# Task directions:
Look through the data below for the string "brush", and copy every line where it turns up.
───── Data for analysis
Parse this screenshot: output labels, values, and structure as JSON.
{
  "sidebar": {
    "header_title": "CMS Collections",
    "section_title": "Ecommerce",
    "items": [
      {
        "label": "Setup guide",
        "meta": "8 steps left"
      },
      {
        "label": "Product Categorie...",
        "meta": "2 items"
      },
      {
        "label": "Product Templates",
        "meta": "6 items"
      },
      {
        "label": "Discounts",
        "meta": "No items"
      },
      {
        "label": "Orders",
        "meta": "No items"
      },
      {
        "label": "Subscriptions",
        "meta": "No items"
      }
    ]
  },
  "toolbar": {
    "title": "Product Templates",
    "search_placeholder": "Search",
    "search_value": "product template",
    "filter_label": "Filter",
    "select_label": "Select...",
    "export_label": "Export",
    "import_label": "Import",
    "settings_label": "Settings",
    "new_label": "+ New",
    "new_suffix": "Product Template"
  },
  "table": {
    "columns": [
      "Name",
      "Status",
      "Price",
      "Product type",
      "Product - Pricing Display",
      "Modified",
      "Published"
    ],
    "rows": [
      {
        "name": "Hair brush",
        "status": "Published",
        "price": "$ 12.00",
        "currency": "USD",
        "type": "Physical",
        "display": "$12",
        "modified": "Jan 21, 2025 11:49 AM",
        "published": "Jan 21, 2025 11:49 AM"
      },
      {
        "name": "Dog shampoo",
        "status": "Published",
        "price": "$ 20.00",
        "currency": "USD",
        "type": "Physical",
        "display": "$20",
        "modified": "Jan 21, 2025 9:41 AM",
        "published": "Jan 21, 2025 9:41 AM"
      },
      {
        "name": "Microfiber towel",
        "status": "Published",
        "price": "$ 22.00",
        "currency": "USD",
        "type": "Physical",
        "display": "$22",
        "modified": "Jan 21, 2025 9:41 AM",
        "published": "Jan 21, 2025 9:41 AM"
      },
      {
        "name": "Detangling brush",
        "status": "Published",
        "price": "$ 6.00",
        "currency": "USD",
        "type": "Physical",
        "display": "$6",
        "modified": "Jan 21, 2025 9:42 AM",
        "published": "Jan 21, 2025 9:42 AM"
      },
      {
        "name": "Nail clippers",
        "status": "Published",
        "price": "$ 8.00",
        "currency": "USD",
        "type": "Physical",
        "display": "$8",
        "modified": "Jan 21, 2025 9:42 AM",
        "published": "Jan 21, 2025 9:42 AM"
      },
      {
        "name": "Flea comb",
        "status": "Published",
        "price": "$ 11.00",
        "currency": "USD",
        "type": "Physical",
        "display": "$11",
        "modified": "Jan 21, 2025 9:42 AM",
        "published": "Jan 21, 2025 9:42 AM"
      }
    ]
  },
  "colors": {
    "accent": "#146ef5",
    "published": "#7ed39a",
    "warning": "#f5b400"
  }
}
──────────
# Answer area:
        "name": "Hair brush",
        "name": "Detangling brush",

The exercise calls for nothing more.